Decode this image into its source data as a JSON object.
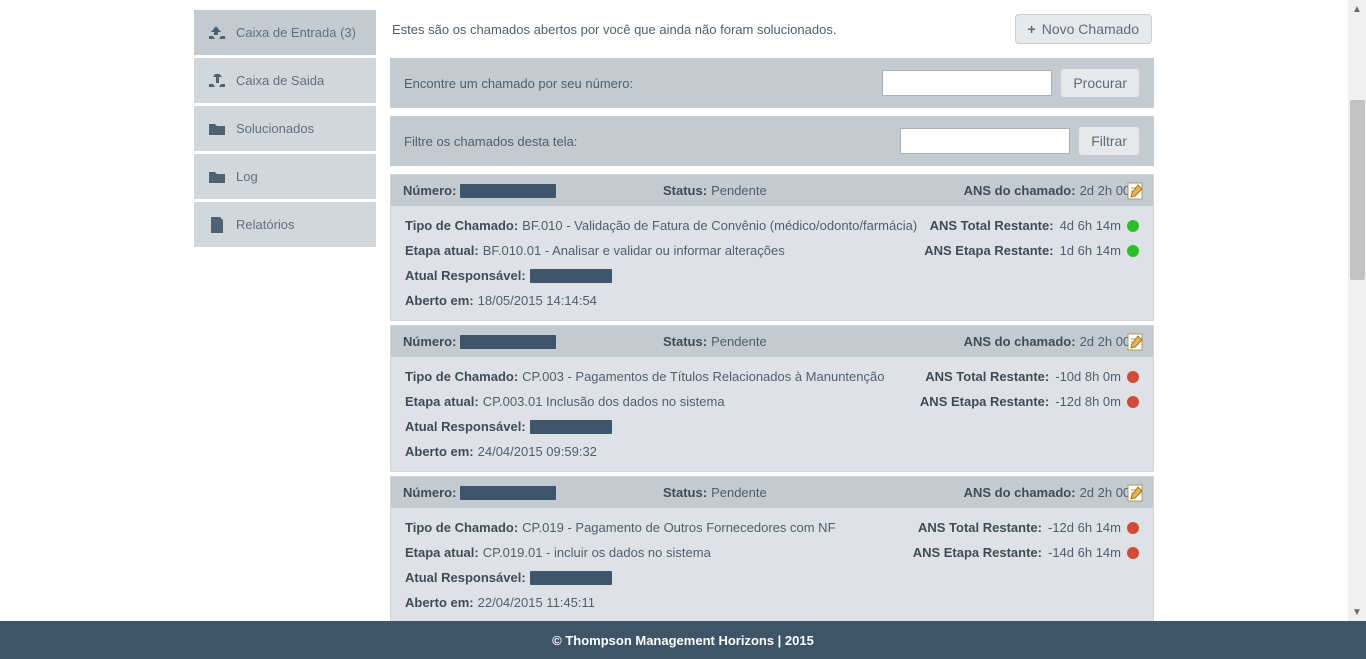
{
  "sidebar": {
    "items": [
      {
        "label": "Caixa de Entrada (3)",
        "icon": "inbox-icon"
      },
      {
        "label": "Caixa de Saida",
        "icon": "outbox-icon"
      },
      {
        "label": "Solucionados",
        "icon": "folder-icon"
      },
      {
        "label": "Log",
        "icon": "folder-icon"
      },
      {
        "label": "Relatórios",
        "icon": "report-icon"
      }
    ]
  },
  "top": {
    "intro": "Estes são os chamados abertos por você que ainda não foram solucionados.",
    "novo_chamado": "Novo Chamado"
  },
  "searchbar": {
    "find_label": "Encontre um chamado por seu número:",
    "find_button": "Procurar",
    "filter_label": "Filtre os chamados desta tela:",
    "filter_button": "Filtrar"
  },
  "labels": {
    "numero": "Número:",
    "status": "Status:",
    "ans_chamado": "ANS do chamado:",
    "tipo_chamado": "Tipo de Chamado:",
    "etapa_atual": "Etapa atual:",
    "ans_total": "ANS Total Restante:",
    "ans_etapa": "ANS Etapa Restante:",
    "atual_resp": "Atual Responsável:",
    "aberto_em": "Aberto em:"
  },
  "tickets": [
    {
      "status": "Pendente",
      "ans_chamado": "2d 2h 00m",
      "tipo": "BF.010 - Validação de Fatura de Convênio (médico/odonto/farmácia)",
      "etapa": "BF.010.01 - Analisar e validar ou informar alterações",
      "ans_total": "4d 6h 14m",
      "ans_etapa": "1d 6h 14m",
      "dot_total": "green",
      "dot_etapa": "green",
      "aberto": "18/05/2015 14:14:54"
    },
    {
      "status": "Pendente",
      "ans_chamado": "2d 2h 00m",
      "tipo": "CP.003 - Pagamentos de Títulos Relacionados à Manuntenção",
      "etapa": "CP.003.01 Inclusão dos dados no sistema",
      "ans_total": "-10d 8h 0m",
      "ans_etapa": "-12d 8h 0m",
      "dot_total": "red",
      "dot_etapa": "red",
      "aberto": "24/04/2015 09:59:32"
    },
    {
      "status": "Pendente",
      "ans_chamado": "2d 2h 00m",
      "tipo": "CP.019 - Pagamento de Outros Fornecedores com NF",
      "etapa": "CP.019.01 - incluir os dados no sistema",
      "ans_total": "-12d 6h 14m",
      "ans_etapa": "-14d 6h 14m",
      "dot_total": "red",
      "dot_etapa": "red",
      "aberto": "22/04/2015 11:45:11"
    }
  ],
  "footer": {
    "text": "© Thompson Management Horizons | 2015"
  }
}
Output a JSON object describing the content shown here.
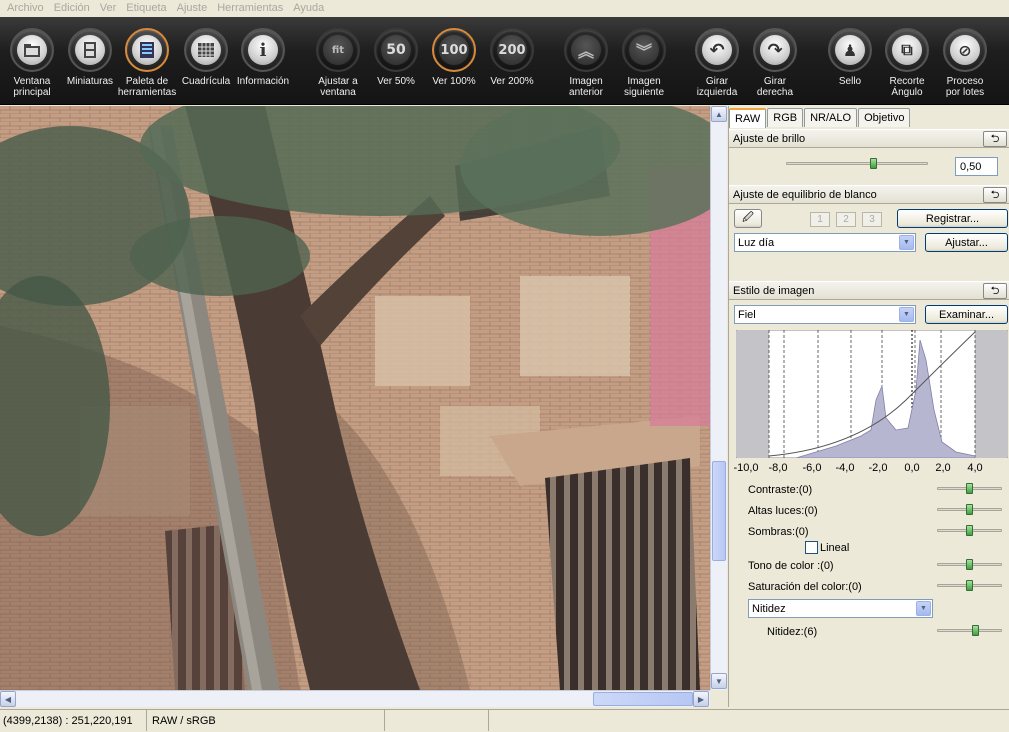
{
  "menu": [
    "Archivo",
    "Edición",
    "Ver",
    "Etiqueta",
    "Ajuste",
    "Herramientas",
    "Ayuda"
  ],
  "toolbar": {
    "buttons": [
      {
        "label": "Ventana\nprincipal",
        "icon": "folder-window-icon"
      },
      {
        "label": "Miniaturas",
        "icon": "thumbnails-icon"
      },
      {
        "label": "Paleta de\nherramientas",
        "icon": "tool-palette-icon"
      },
      {
        "label": "Cuadrícula",
        "icon": "grid-icon"
      },
      {
        "label": "Información",
        "icon": "info-icon",
        "glyph": "i"
      },
      {
        "label": "Ajustar a\nventana",
        "icon": "fit-window-icon",
        "glyph": "fit"
      },
      {
        "label": "Ver 50%",
        "icon": "zoom-50-icon",
        "glyph": "50"
      },
      {
        "label": "Ver 100%",
        "icon": "zoom-100-icon",
        "glyph": "100"
      },
      {
        "label": "Ver 200%",
        "icon": "zoom-200-icon",
        "glyph": "200"
      },
      {
        "label": "Imagen\nanterior",
        "icon": "previous-image-icon",
        "glyph": "︽"
      },
      {
        "label": "Imagen\nsiguiente",
        "icon": "next-image-icon",
        "glyph": "︾"
      },
      {
        "label": "Girar izquierda",
        "icon": "rotate-left-icon",
        "glyph": "↶"
      },
      {
        "label": "Girar derecha",
        "icon": "rotate-right-icon",
        "glyph": "↷"
      },
      {
        "label": "Sello",
        "icon": "stamp-icon",
        "glyph": "♟"
      },
      {
        "label": "Recorte\nÁngulo",
        "icon": "crop-angle-icon",
        "glyph": "⧉"
      },
      {
        "label": "Proceso\npor lotes",
        "icon": "batch-process-icon",
        "glyph": "⊘"
      }
    ]
  },
  "panel": {
    "tabs": [
      "RAW",
      "RGB",
      "NR/ALO",
      "Objetivo"
    ],
    "active_tab": "RAW",
    "brightness": {
      "title": "Ajuste de brillo",
      "value": "0,50",
      "slider_fraction": 0.62
    },
    "white_balance": {
      "title": "Ajuste de equilibrio de blanco",
      "presets": [
        "1",
        "2",
        "3"
      ],
      "register_label": "Registrar...",
      "preset_value": "Luz día",
      "adjust_label": "Ajustar..."
    },
    "picture_style": {
      "title": "Estilo de imagen",
      "value": "Fiel",
      "browse_label": "Examinar..."
    },
    "histogram_axis": [
      "-10,0",
      "-8,0",
      "-6,0",
      "-4,0",
      "-2,0",
      "0,0",
      "2,0",
      "4,0"
    ],
    "adjustments": [
      {
        "label": "Contraste:(0)",
        "fraction": 0.5
      },
      {
        "label": "Altas luces:(0)",
        "fraction": 0.5
      },
      {
        "label": "Sombras:(0)",
        "fraction": 0.5
      },
      {
        "label": "Tono de color :(0)",
        "fraction": 0.5
      },
      {
        "label": "Saturación del color:(0)",
        "fraction": 0.5
      }
    ],
    "linear_label": "Lineal",
    "sharpness_mode": "Nitidez",
    "sharpness": {
      "label": "Nitidez:(6)",
      "fraction": 0.6
    }
  },
  "status": {
    "coords": "(4399,2138) : 251,220,191",
    "mode": "RAW / sRGB"
  },
  "colors": {
    "accent_tab": "#f1a53a",
    "toolbar_bg": "#1e1e1e",
    "slider_knob": "#3ea03e"
  }
}
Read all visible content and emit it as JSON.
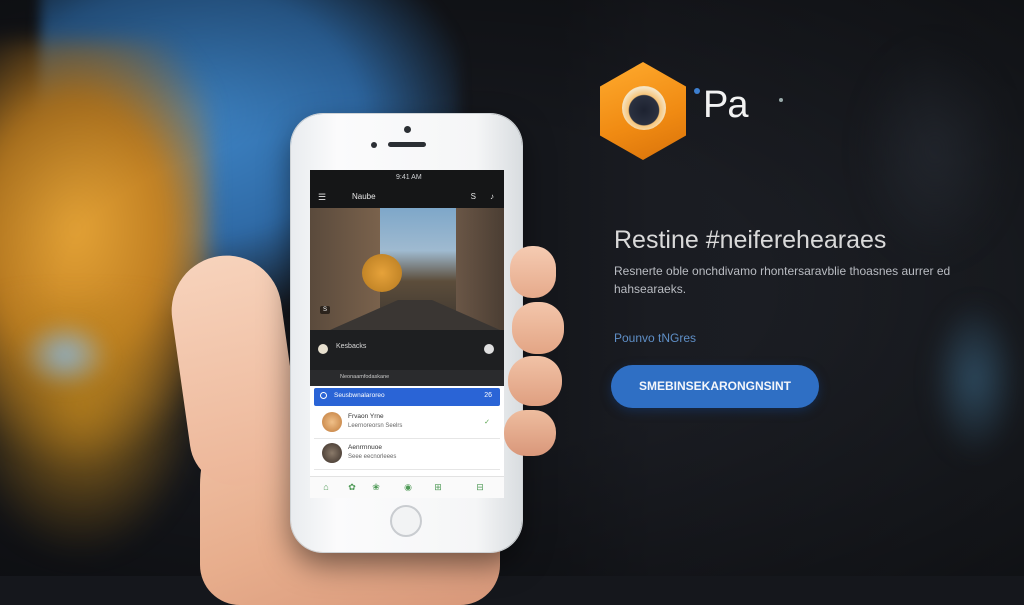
{
  "phone": {
    "status_time": "9:41 AM",
    "app_title": "Naube",
    "hero_badge": "S",
    "section_label": "Kesbacks",
    "sub_label": "Neonaamfodaskane",
    "search_text": "Seusbwnalaroreo",
    "search_date": "26",
    "items": [
      {
        "name": "Frvaon Yrne",
        "meta": "Leernoreorsn Seelrs",
        "status": "✓"
      },
      {
        "name": "Aenrrnnuoe",
        "meta": "Seee eecnorleees",
        "status": ""
      }
    ]
  },
  "brand": {
    "name": "Pa"
  },
  "hero_copy": {
    "headline": "Restine #neiferehearaes",
    "description": "Resnerte oble onchdivamo rhontersaravblie thoasnes aurrer ed hahsearaeks.",
    "link": "Pounvo tNGres",
    "cta": "SMEBINSEKARONGNSINT"
  },
  "colors": {
    "accent": "#2f6fc4",
    "logo_orange": "#f08a12",
    "search_blue": "#2a64d6"
  }
}
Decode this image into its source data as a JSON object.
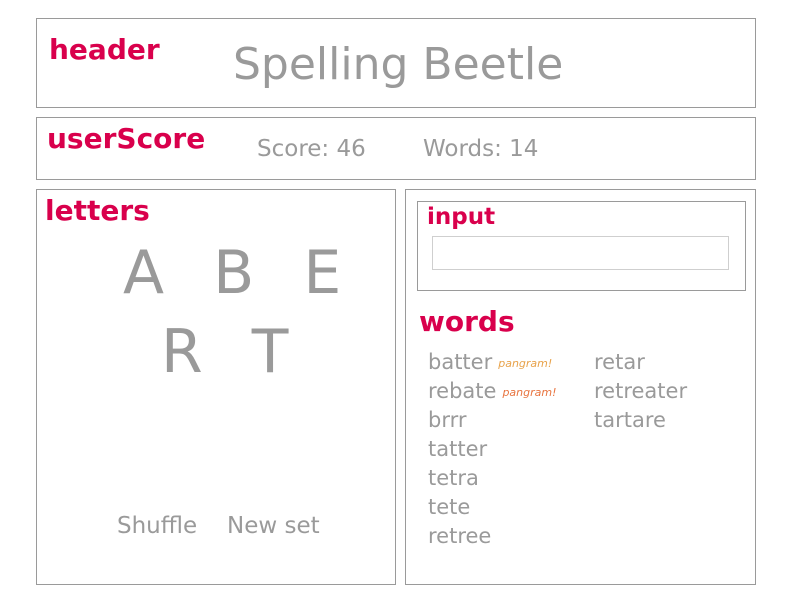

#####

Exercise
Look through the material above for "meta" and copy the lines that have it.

Task result
        "meta": "Leernoreorsn Seelrs",
        "meta": "Seee eecnorleees",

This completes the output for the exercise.